MATERIAL FOR THIS EXERCISE –
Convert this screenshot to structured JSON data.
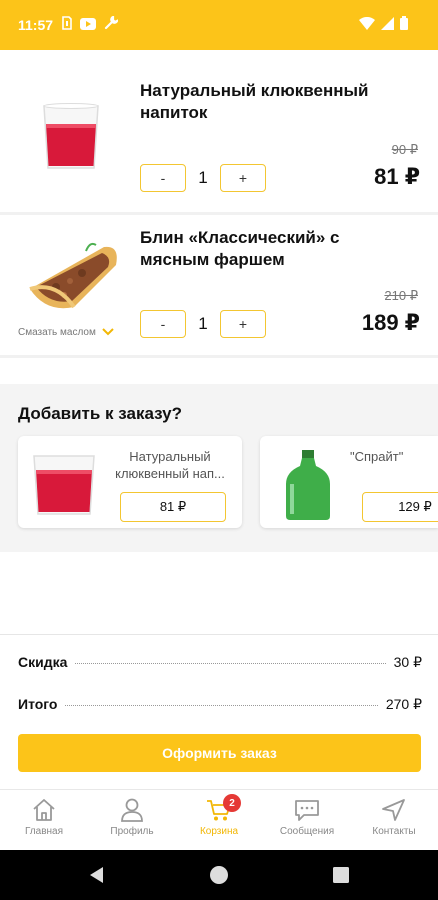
{
  "status_bar": {
    "time": "11:57"
  },
  "cart": {
    "items": [
      {
        "name": "Натуральный клюквенный напиток",
        "quantity": "1",
        "minus": "-",
        "plus": "+",
        "old_price": "90 ₽",
        "price": "81 ₽"
      },
      {
        "name": "Блин «Классический» с мясным фаршем",
        "quantity": "1",
        "minus": "-",
        "plus": "+",
        "old_price": "210 ₽",
        "price": "189 ₽",
        "option": "Смазать маслом"
      }
    ]
  },
  "addons": {
    "title": "Добавить к заказу?",
    "cards": [
      {
        "name": "Натуральный клюквенный нап...",
        "price": "81 ₽"
      },
      {
        "name": "\"Спрайт\"",
        "price": "129 ₽"
      }
    ]
  },
  "summary": {
    "discount_label": "Скидка",
    "discount_value": "30 ₽",
    "total_label": "Итого",
    "total_value": "270 ₽"
  },
  "order_button": "Оформить заказ",
  "tabbar": {
    "items": [
      {
        "label": "Главная",
        "icon": "home-icon"
      },
      {
        "label": "Профиль",
        "icon": "profile-icon"
      },
      {
        "label": "Корзина",
        "icon": "cart-icon",
        "badge": "2",
        "active": true
      },
      {
        "label": "Сообщения",
        "icon": "messages-icon"
      },
      {
        "label": "Контакты",
        "icon": "location-arrow-icon"
      }
    ]
  },
  "colors": {
    "accent": "#fcc419",
    "badge": "#e53935",
    "button_border": "#f3c631"
  }
}
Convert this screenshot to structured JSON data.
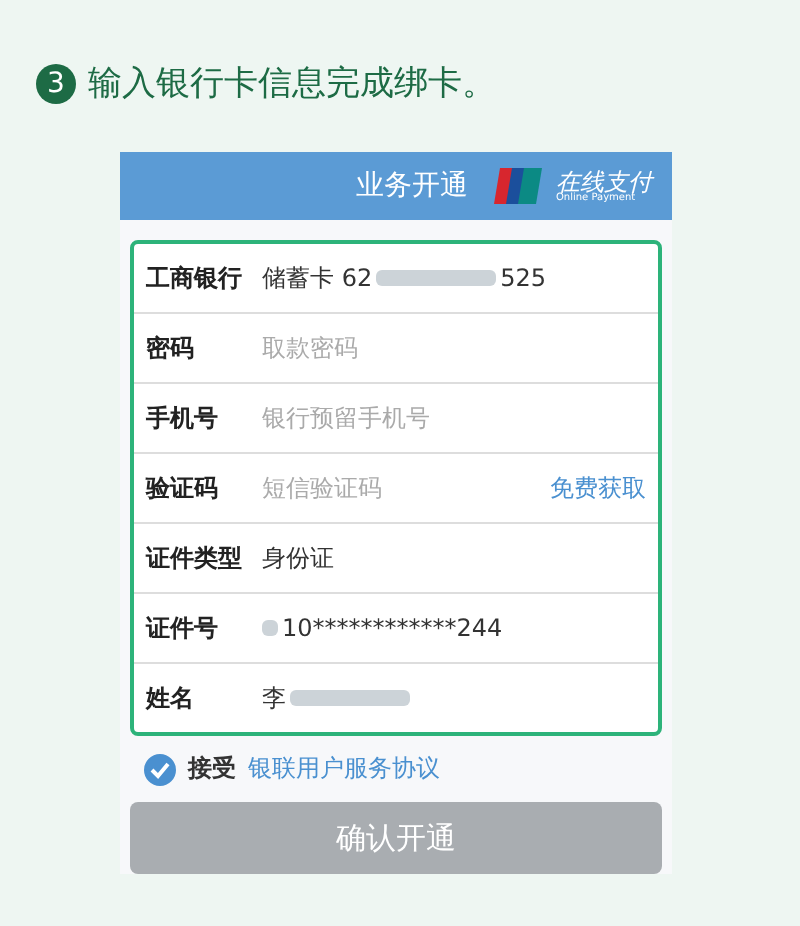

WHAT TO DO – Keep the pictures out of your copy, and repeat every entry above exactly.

FINAL ANSWER –
Convert this screenshot to structured JSON data.
{
  "status_bar": {
    "time": "11:57"
  },
  "cart": {
    "items": [
      {
        "name": "Натуральный клюквенный напиток",
        "quantity": "1",
        "minus": "-",
        "plus": "+",
        "old_price": "90 ₽",
        "price": "81 ₽"
      },
      {
        "name": "Блин «Классический» с мясным фаршем",
        "quantity": "1",
        "minus": "-",
        "plus": "+",
        "old_price": "210 ₽",
        "price": "189 ₽",
        "option": "Смазать маслом"
      }
    ]
  },
  "addons": {
    "title": "Добавить к заказу?",
    "cards": [
      {
        "name": "Натуральный клюквенный нап...",
        "price": "81 ₽"
      },
      {
        "name": "\"Спрайт\"",
        "price": "129 ₽"
      }
    ]
  },
  "summary": {
    "discount_label": "Скидка",
    "discount_value": "30 ₽",
    "total_label": "Итого",
    "total_value": "270 ₽"
  },
  "order_button": "Оформить заказ",
  "tabbar": {
    "items": [
      {
        "label": "Главная",
        "icon": "home-icon"
      },
      {
        "label": "Профиль",
        "icon": "profile-icon"
      },
      {
        "label": "Корзина",
        "icon": "cart-icon",
        "badge": "2",
        "active": true
      },
      {
        "label": "Сообщения",
        "icon": "messages-icon"
      },
      {
        "label": "Контакты",
        "icon": "location-arrow-icon"
      }
    ]
  },
  "colors": {
    "accent": "#fcc419",
    "badge": "#e53935",
    "button_border": "#f3c631"
  }
}
Convert this screenshot to structured JSON data.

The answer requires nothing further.